Your goal:
In the listing that follows, tally the lines containing "Брусника"; give the count and nothing more.

Data excerpts:
-- -- --
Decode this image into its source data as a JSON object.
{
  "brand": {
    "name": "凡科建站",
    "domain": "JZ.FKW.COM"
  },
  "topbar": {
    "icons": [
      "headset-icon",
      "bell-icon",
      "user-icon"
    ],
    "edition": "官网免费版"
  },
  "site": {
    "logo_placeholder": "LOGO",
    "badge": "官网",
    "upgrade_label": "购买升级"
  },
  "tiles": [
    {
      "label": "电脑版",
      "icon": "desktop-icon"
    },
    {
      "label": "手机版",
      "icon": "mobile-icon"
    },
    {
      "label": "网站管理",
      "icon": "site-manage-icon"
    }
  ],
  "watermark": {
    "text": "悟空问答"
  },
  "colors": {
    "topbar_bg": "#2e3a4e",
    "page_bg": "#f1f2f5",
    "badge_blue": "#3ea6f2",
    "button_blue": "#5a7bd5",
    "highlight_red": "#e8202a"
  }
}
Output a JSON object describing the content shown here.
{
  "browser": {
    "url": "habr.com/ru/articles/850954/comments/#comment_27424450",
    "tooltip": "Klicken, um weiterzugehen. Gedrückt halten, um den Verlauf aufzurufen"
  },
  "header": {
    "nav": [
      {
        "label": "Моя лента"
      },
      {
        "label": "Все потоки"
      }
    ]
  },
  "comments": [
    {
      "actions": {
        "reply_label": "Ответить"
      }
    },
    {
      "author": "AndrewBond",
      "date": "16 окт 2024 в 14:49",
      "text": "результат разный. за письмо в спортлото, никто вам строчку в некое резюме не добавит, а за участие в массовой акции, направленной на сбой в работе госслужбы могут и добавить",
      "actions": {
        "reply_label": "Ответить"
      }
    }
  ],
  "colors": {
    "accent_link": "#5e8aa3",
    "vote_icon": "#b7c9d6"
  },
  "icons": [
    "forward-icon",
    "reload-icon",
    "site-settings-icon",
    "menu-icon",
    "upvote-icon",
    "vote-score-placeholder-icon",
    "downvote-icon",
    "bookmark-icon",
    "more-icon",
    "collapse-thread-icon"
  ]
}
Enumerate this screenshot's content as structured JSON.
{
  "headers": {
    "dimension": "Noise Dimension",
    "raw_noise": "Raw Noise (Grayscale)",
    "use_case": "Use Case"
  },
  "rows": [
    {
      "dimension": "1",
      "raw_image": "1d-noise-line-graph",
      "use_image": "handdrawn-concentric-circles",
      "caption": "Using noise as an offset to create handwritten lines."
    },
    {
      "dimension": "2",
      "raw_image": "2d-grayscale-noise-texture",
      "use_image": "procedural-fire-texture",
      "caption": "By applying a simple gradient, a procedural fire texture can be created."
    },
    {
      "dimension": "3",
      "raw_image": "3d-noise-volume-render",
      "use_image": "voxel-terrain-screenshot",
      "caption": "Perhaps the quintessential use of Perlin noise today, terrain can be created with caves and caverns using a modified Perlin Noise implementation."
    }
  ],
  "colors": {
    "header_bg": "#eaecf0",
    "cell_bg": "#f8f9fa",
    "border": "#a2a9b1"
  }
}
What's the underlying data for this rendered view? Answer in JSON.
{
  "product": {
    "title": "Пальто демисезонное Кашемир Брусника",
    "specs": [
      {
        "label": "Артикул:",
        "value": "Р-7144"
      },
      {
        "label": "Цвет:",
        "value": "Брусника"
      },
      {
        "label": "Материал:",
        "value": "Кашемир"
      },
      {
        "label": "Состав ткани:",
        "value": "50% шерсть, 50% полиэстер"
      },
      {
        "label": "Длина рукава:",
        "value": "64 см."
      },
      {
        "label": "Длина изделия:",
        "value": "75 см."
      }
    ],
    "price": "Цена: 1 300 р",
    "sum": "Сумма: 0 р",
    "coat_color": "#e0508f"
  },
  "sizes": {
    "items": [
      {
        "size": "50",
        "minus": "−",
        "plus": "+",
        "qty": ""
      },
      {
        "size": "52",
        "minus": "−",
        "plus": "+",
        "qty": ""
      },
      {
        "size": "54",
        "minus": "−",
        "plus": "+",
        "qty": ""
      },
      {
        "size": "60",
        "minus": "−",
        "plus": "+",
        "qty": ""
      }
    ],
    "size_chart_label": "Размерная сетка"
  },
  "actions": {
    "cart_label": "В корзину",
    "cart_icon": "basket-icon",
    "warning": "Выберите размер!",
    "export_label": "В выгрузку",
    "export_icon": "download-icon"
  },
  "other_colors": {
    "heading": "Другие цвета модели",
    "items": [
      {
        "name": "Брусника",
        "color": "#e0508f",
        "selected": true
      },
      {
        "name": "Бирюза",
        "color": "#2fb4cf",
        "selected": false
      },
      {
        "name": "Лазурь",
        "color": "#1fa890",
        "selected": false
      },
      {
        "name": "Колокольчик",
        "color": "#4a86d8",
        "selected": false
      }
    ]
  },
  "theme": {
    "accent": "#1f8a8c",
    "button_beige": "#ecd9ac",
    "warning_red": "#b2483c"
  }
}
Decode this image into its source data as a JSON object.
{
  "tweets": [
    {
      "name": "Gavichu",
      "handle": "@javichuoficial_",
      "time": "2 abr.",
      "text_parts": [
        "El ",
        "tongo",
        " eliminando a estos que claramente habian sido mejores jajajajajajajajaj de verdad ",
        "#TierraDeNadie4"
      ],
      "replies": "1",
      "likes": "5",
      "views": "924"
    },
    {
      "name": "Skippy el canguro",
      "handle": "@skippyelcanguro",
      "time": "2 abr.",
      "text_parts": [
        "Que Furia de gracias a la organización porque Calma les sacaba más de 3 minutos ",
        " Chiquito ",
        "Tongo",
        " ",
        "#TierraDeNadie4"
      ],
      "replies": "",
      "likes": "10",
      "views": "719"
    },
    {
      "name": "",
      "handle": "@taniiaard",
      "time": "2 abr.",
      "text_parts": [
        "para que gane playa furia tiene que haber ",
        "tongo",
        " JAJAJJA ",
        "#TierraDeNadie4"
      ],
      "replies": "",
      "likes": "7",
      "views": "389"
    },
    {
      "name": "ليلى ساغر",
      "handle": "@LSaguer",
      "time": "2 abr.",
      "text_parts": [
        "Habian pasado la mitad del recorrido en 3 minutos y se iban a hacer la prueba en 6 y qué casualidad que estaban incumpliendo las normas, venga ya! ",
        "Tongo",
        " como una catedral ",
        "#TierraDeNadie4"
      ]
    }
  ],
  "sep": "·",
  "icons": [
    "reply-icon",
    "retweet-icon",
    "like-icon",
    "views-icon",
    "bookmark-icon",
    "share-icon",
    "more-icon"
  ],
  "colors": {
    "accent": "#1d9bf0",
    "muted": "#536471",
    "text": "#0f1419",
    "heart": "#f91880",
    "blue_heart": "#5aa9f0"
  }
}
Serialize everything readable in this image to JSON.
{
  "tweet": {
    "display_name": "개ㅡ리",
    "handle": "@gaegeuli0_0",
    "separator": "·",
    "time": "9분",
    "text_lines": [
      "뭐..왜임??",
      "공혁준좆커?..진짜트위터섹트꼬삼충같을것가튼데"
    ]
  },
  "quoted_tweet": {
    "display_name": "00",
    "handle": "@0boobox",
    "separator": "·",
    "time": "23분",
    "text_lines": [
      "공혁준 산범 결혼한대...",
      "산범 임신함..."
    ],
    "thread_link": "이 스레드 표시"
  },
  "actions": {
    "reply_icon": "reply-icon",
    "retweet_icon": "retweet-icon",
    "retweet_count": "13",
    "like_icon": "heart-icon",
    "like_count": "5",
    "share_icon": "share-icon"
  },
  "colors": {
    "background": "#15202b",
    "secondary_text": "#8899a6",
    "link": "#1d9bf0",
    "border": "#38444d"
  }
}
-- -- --
Written response:
3